The founder of the Notting Hill Carnival has been honoured in central London at a ceremony in which two commemorative plaques were unveiled.

Fifty years ago the late activist Claudia Jones organised Britain's first event celebrating Caribbean culture.

It grew into a street party which in 1964 became the west London carnival.

John S Jeremy, High Commissioner for Trinidad, was among those at the unveiling of blue and bronze plaques at Portobello Road and Powis Square.

Known as the "mother of the Notting Hill Carnival", Ms Jones was born in Trinidad in 1915 but spent most of her adult life in the US.

Celebratory walk

In 1955 she was deported from the US for "un-American" activities and given asylum in Britain, where she founded and edited the West Indian Gazette, Britain's first black weekly newspaper.

Following the 1958 riots in Notting Hill, she organised a walk from Powis Square to Tavistock Square to celebrate positive aspects of Caribbean culture.

A few months later Ms Jones organised Britain's first Caribbean carnival, held indoors at a hall in St Pancras.
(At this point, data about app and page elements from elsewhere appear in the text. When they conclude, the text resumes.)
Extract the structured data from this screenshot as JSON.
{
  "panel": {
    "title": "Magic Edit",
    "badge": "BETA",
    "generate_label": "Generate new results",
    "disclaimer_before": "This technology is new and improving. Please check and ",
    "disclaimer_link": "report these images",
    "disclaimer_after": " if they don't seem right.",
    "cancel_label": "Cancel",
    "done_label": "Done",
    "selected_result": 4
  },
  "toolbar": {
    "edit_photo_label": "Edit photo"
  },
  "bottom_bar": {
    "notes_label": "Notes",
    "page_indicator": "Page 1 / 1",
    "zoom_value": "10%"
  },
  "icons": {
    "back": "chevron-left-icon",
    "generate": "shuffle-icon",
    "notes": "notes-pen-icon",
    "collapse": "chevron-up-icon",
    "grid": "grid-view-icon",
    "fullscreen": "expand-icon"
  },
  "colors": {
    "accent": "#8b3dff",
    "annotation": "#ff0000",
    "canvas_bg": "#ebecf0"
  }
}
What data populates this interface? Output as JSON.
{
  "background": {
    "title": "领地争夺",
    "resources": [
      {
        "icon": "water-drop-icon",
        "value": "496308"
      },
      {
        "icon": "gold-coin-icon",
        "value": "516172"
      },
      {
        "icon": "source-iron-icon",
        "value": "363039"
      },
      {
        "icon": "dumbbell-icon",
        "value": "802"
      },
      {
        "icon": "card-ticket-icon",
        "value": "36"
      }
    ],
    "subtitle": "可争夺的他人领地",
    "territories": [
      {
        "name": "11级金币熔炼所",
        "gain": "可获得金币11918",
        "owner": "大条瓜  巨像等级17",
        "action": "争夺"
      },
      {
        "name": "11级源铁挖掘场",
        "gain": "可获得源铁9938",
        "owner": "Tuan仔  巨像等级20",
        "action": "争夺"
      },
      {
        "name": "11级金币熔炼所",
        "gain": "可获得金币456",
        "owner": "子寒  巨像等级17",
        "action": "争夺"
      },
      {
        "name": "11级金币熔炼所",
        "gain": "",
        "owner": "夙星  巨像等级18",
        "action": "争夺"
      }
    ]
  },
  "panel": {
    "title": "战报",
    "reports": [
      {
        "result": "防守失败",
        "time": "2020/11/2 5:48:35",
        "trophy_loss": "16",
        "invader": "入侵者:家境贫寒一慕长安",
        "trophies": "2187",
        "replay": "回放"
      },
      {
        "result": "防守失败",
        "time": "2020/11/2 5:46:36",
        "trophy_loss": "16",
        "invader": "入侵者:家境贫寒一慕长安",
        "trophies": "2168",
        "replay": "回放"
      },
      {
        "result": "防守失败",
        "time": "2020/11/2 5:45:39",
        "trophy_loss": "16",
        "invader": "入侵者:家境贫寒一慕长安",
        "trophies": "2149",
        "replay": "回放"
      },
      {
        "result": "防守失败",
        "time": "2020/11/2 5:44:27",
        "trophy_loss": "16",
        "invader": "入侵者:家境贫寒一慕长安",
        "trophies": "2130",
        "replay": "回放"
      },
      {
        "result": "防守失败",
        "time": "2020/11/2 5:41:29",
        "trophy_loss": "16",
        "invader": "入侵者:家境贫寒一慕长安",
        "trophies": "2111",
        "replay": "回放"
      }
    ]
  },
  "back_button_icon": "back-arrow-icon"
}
This continued annually until Claudia and friends established the first carnival on the streets of Notting Hill.

This year's Notting Hill Carnival is expected to attract 1.5 million people to west London from Saturday.

Jak Beula, founder of the Black history organisation Nubian Jak Community Trust, said: "It is wonderful that someone who gave so much to her community, and who stood up for justice and equality, should finally be recognised for giving Britain its greatest symbol of cultural diversity - The Notting Hill Carnival."

Allyson Williams, interim chair of London Notting Hill Carnival Ltd, hoped the plaques would "remind us all of the sacrifices that others have made, so that today we can enjoy the freedoms of a truly multicultural Britain".

Story from BBC NEWS

2009 Carole Boyce-Davies